By ERIC A. HOWALD
Of the Keizertimes
When the McNary High School boys bowling team hits the lanes in competition, the game isn’t as simple as throw a ball, maybe two, then sit down and wait for the next turn.
The bowling teams compete baker style, which means each player in the five-person line-up throws one ball. If the first leaves pins standing, it’s up to the second man to clean up what’s left and so on.
On one hand, the format pushes the bowlers to excel within limited opportunity. It can also be a recipe for disaster if someone ends up having to shoot 7-10 splits the whole game through.
“They feed off each other. When there’s negativity, it brings everybody down. When everybody is striking, it’s like chum in the water,” said Scott Miller, assistant coach to the team.
One thing that will help the team this year is a large turnout to fill the ranks. It means they’ll have substitutes standing ready.
“We all have another year of experience and were a stronger, more unified, team,” said Garren Stanley.
Each of the team’s eight bowlers–Steven Satter, Justin Blivin, Russ Hurtado, Devon Choate, Kyle Robinson, Jonathan Hall, Scott Bridger and Stanley– are also league bowlers, which isn’t always the case.
While the team practices in the run up the the season, the focus has been on consistency, Satter said.
“It’s a matter of hitting the right board every time up,” he said.
“It’s also learning to adjust our shots when we need to,” added Robinson.
Not every school in the region fields a bowling team, which means there’s a fair amount of flux from year-to-year. This time out, Silverton High School–last year’s state champs–isn’t even putting a team into the mix.
“They decided to quit while they were ahead,” Blivin said.
Typically, the Portland teams have a deeper well of talent and are some of the toughest, although Oregon City and Lebanon high schools are perennial contenders, said Dan Kaplan, McNary head coach.
While the Celts compete with other schools during the regular season, the team’s biggest day of the year won’t arrive until the district tournament in February.
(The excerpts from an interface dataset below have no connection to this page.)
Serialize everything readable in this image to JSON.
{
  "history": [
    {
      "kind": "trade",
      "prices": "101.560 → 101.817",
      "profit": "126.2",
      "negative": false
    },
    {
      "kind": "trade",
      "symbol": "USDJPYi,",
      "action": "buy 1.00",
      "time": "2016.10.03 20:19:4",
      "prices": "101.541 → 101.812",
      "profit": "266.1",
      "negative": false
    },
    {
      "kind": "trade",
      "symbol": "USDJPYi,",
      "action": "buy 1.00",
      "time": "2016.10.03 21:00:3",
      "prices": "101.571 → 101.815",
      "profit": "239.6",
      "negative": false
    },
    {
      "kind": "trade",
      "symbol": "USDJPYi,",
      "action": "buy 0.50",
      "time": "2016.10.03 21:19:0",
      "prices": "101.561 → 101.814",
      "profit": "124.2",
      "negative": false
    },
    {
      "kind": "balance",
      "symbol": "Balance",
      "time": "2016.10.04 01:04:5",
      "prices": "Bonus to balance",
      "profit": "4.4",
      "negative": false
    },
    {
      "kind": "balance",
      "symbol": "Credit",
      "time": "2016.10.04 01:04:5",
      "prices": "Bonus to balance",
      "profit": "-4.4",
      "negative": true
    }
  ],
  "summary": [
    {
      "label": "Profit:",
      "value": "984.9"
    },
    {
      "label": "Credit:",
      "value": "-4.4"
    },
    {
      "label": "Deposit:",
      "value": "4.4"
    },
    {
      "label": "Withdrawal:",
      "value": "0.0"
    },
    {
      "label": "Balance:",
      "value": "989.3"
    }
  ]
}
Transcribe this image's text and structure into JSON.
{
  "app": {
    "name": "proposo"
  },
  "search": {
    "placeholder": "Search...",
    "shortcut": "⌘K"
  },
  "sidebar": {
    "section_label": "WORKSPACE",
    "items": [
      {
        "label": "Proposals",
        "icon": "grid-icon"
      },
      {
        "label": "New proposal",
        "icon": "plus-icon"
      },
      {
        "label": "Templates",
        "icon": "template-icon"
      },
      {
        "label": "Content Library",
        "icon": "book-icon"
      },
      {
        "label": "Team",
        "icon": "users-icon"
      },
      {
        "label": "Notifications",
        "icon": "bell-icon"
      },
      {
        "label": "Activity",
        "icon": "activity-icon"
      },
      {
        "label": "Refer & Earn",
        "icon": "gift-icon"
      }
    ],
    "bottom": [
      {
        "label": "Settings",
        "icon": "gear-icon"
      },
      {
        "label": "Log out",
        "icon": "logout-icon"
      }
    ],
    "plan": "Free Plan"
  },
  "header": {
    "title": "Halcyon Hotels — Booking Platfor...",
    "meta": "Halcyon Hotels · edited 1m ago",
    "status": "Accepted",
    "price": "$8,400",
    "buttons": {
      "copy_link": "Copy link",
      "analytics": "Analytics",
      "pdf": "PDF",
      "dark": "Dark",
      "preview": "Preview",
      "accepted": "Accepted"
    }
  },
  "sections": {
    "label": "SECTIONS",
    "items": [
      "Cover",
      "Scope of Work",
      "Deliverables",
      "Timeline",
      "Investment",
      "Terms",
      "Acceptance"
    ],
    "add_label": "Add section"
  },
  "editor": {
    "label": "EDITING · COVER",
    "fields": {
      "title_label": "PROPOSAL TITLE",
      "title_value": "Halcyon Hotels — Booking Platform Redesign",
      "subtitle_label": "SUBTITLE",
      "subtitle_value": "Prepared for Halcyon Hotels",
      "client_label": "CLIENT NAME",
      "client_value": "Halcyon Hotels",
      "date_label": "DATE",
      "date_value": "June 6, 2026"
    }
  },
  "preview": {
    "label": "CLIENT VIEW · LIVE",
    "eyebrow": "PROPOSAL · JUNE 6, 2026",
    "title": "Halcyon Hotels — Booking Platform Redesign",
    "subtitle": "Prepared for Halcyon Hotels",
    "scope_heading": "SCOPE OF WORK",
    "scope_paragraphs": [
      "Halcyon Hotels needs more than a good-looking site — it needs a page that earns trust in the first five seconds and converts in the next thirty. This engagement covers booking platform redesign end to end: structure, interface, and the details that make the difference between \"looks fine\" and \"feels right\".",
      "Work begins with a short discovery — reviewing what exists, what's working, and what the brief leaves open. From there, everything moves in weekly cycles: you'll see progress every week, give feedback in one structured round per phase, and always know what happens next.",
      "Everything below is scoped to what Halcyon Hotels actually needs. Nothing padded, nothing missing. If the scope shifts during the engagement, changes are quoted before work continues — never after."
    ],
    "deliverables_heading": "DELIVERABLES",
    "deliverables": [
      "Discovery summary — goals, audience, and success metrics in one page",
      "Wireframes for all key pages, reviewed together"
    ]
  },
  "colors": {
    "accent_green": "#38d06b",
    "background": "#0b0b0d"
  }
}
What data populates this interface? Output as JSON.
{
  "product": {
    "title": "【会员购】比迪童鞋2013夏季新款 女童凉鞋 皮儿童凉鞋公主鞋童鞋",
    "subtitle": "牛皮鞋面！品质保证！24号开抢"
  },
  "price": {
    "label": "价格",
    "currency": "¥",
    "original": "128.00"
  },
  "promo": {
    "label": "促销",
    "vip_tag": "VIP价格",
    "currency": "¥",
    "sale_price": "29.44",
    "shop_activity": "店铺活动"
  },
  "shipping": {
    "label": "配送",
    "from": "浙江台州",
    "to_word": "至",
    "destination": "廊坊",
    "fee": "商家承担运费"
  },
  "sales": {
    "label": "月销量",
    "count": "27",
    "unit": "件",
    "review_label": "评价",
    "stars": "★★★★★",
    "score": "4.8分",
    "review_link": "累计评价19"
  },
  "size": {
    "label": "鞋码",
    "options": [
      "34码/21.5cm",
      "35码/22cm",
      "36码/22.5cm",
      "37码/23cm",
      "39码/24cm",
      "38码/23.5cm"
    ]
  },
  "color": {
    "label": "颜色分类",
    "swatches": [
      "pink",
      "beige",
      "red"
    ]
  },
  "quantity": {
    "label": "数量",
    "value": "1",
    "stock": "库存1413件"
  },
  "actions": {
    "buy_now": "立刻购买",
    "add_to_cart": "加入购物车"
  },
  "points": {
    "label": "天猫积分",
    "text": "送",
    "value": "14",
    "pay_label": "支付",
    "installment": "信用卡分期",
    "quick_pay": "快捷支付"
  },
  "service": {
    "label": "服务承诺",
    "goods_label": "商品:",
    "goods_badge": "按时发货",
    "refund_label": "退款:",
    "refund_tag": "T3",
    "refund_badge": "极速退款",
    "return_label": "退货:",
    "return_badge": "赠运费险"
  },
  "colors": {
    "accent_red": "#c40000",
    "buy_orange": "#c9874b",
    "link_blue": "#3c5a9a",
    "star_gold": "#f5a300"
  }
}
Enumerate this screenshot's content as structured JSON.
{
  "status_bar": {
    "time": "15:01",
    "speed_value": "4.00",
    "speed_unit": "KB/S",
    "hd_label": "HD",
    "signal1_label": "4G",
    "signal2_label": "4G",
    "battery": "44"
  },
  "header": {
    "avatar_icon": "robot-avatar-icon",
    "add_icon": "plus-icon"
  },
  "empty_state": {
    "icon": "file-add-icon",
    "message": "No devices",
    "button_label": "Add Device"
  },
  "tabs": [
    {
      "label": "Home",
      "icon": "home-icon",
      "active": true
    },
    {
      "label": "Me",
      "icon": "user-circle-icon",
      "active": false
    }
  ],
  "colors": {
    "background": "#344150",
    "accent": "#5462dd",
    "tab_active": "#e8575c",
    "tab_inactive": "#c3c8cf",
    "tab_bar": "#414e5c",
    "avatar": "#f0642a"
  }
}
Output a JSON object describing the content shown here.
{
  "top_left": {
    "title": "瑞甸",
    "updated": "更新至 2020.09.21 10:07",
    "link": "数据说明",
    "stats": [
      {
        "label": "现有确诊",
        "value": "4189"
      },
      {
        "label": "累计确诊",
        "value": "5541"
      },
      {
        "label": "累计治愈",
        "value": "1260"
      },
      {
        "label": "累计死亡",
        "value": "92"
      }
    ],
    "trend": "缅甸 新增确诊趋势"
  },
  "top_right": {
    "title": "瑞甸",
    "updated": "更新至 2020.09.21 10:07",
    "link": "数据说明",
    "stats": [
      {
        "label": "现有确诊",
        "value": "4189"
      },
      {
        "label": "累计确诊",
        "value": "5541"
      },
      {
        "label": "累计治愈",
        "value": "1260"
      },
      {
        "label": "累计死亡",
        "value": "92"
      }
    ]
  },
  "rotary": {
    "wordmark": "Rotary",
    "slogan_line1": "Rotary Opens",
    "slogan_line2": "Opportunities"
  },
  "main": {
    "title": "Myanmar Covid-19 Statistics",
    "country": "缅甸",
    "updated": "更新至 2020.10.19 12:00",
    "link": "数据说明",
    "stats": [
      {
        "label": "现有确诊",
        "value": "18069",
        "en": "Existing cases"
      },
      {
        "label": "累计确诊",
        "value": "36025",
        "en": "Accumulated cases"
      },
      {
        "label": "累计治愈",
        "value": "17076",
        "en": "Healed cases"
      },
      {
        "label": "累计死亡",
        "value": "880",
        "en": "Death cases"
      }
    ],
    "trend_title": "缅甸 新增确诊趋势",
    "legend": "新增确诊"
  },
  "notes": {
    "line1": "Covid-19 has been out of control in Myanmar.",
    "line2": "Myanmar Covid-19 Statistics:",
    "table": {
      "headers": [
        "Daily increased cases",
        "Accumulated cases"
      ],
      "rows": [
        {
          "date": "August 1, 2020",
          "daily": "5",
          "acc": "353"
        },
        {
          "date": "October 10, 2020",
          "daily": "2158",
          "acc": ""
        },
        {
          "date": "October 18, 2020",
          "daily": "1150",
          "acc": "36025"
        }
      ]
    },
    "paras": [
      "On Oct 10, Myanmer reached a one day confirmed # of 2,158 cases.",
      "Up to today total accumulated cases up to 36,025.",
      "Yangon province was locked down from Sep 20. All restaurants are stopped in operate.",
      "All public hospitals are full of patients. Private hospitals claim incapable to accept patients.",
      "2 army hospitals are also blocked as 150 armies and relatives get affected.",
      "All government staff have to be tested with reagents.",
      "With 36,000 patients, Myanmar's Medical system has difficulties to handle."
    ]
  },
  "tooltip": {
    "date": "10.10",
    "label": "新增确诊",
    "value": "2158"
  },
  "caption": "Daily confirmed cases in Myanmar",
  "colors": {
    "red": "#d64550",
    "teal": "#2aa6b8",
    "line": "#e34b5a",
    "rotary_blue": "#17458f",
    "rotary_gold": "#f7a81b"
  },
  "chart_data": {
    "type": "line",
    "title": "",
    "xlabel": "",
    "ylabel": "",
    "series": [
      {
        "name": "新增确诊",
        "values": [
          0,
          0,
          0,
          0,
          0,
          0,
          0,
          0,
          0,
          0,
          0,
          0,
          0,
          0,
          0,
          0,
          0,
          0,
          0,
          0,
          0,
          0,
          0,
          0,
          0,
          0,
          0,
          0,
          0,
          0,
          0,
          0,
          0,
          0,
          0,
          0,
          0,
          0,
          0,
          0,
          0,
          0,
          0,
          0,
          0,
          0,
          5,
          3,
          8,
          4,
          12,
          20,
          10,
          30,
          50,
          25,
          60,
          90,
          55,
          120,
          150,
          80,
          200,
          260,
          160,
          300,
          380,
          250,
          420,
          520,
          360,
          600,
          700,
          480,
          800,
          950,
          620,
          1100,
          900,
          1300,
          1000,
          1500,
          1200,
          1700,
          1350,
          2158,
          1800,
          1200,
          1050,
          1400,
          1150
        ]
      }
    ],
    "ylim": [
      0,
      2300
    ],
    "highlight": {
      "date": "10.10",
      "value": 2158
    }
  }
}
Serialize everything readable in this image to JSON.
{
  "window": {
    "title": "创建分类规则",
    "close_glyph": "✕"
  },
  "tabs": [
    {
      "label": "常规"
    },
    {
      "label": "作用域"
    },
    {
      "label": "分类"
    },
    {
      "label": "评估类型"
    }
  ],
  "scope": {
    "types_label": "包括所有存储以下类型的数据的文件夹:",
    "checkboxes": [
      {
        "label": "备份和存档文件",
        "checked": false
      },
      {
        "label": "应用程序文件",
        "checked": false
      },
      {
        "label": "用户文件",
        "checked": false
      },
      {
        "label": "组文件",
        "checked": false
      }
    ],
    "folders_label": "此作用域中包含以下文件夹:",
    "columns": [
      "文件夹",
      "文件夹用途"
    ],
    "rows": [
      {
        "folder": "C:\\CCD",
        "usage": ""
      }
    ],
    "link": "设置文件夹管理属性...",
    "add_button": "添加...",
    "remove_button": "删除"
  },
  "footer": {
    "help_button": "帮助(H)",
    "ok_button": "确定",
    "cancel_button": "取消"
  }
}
“Our whole focus is getting past districts and then going to the state tournament,” Satter said.
Until then, it’s a matter of chumming the waters as much as possible.